(EXERCISE): The string "title" appears in some lines of the entries that follow; copy each such line.

(Records drawn from a dataset)

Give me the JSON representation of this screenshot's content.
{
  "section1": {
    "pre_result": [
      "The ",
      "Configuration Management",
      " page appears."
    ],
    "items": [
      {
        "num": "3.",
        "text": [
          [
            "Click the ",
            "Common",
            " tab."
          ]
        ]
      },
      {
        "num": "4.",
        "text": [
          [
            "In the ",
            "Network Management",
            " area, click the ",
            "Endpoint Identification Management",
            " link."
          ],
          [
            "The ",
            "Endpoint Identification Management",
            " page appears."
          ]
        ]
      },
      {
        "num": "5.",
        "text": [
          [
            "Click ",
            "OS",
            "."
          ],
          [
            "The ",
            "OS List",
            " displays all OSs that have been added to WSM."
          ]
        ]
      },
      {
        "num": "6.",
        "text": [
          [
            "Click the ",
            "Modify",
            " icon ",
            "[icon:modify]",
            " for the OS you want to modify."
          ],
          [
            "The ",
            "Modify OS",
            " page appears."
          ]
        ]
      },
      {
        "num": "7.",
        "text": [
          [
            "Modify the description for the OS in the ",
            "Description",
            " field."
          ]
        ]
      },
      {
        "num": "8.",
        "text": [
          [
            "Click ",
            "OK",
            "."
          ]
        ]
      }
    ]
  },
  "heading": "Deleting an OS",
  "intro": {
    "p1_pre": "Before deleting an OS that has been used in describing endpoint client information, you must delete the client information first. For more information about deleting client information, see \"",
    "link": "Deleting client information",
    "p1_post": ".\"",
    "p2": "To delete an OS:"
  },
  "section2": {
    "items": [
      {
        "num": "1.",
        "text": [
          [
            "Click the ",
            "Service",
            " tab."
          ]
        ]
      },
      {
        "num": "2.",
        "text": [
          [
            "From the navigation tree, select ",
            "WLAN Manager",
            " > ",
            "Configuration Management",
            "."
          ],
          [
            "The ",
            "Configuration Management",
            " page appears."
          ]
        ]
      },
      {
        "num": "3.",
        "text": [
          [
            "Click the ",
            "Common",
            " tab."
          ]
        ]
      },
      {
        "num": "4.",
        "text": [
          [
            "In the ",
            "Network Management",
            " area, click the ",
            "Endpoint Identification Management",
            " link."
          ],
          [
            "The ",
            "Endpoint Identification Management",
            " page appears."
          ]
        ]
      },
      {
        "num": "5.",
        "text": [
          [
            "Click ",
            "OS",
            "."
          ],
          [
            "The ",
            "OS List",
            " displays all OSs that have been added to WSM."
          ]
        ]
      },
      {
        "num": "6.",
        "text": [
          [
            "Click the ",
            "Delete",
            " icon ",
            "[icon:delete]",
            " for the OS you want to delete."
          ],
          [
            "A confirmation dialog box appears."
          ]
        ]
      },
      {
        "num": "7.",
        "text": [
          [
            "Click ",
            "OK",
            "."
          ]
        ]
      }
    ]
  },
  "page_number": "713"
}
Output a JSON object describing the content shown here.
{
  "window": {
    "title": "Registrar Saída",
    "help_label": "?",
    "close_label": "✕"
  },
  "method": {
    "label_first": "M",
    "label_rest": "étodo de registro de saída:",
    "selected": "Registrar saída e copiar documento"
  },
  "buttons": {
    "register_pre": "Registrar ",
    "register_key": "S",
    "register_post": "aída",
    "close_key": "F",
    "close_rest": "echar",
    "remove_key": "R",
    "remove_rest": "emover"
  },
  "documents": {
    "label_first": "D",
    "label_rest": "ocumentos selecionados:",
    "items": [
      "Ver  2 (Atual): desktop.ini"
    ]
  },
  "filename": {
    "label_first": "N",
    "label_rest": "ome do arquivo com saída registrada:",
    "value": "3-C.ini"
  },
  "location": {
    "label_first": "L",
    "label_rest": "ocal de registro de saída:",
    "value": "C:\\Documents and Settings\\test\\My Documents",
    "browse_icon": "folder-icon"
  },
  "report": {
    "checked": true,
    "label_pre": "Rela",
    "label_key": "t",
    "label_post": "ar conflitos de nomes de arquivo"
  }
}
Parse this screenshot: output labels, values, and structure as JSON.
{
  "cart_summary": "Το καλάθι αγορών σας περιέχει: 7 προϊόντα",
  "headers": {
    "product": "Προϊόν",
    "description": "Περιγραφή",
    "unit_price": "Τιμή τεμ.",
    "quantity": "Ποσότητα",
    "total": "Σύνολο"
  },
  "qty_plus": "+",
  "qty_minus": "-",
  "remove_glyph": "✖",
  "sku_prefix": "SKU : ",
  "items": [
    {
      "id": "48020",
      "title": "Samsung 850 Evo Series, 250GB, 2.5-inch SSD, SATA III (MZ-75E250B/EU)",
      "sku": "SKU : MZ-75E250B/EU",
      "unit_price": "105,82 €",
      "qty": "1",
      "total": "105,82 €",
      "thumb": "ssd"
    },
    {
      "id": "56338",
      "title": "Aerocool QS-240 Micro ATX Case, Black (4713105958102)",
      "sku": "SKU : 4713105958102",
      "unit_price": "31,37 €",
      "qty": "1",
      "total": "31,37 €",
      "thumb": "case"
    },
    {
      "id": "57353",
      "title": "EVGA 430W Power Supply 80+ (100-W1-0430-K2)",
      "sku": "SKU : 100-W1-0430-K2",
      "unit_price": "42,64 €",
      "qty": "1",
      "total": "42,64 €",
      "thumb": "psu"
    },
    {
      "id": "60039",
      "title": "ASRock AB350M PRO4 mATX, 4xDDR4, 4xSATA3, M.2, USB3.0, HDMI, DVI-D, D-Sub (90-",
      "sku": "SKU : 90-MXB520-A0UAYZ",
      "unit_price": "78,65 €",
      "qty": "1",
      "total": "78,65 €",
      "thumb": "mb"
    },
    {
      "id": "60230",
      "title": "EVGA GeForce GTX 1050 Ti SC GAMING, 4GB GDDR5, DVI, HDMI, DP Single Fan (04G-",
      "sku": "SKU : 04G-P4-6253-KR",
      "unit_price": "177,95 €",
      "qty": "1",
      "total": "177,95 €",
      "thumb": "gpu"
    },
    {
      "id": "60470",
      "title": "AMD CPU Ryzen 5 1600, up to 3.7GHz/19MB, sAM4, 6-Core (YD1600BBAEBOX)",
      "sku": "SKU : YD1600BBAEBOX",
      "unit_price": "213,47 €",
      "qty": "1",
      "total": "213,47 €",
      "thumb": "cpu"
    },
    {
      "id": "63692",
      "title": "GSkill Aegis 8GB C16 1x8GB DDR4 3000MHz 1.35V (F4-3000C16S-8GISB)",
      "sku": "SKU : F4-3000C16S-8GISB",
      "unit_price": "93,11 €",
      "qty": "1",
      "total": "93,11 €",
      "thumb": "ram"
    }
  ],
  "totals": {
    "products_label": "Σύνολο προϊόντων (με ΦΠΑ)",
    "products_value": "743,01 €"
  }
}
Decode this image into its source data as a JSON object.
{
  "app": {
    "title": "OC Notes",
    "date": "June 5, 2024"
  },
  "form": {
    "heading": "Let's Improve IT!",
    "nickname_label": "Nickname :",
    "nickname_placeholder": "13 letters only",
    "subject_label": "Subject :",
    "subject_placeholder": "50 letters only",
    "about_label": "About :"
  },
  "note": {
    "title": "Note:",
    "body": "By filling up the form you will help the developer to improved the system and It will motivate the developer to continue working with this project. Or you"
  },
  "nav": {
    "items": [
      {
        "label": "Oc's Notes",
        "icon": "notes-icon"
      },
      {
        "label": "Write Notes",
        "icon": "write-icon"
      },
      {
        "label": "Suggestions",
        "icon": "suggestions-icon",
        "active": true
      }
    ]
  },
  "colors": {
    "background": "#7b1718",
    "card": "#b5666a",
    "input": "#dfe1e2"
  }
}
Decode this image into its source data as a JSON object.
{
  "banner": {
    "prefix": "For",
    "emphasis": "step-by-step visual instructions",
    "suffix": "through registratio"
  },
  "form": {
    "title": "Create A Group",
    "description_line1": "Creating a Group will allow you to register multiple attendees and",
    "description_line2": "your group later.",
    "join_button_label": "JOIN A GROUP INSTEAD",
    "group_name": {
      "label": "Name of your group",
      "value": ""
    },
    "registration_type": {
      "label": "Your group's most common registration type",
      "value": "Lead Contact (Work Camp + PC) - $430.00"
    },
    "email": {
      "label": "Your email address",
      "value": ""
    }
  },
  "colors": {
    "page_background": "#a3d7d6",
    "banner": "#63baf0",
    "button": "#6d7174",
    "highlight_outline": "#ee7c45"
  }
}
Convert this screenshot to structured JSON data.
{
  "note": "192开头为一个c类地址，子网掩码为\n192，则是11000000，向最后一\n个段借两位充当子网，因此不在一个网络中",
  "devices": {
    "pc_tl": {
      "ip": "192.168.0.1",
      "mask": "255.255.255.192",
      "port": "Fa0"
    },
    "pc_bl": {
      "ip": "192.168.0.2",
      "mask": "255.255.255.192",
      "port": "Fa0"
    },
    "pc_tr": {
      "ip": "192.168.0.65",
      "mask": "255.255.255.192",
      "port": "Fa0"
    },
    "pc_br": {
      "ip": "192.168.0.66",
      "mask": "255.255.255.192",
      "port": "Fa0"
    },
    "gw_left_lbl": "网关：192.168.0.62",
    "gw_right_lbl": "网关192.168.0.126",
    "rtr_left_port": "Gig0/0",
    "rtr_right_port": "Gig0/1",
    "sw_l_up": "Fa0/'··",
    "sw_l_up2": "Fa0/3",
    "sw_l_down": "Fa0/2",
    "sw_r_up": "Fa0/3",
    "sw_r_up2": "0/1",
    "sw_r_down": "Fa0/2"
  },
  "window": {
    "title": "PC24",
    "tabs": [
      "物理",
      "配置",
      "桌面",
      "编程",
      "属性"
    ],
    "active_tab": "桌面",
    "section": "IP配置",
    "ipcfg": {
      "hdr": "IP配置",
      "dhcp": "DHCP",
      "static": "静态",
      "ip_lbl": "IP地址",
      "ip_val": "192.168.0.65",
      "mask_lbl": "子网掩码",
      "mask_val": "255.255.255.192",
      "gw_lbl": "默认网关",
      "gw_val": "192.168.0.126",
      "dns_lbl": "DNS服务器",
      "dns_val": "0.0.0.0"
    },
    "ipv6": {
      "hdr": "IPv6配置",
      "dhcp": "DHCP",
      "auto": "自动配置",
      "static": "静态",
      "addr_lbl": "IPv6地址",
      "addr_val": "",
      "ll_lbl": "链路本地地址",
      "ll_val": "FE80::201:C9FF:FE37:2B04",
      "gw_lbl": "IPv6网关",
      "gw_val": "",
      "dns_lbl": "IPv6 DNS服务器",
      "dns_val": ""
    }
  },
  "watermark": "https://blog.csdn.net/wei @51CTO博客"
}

(EXPECTED ANSWER):
    "title": "Registrar Saída",
      "title": "Samsung 850 Evo Series, 250GB, 2.5-inch SSD, SATA III (MZ-75E250B/EU)",
      "title": "Aerocool QS-240 Micro ATX Case, Black (4713105958102)",
      "title": "EVGA 430W Power Supply 80+ (100-W1-0430-K2)",
      "title": "ASRock AB350M PRO4 mATX, 4xDDR4, 4xSATA3, M.2, USB3.0, HDMI, DVI-D, D-Sub (90-",
      "title": "EVGA GeForce GTX 1050 Ti SC GAMING, 4GB GDDR5, DVI, HDMI, DP Single Fan (04G-",
      "title": "AMD CPU Ryzen 5 1600, up to 3.7GHz/19MB, sAM4, 6-Core (YD1600BBAEBOX)",
      "title": "GSkill Aegis 8GB C16 1x8GB DDR4 3000MHz 1.35V (F4-3000C16S-8GISB)",
    "title": "OC Notes",
    "title": "Note:",
    "title": "Create A Group",
    "title": "PC24",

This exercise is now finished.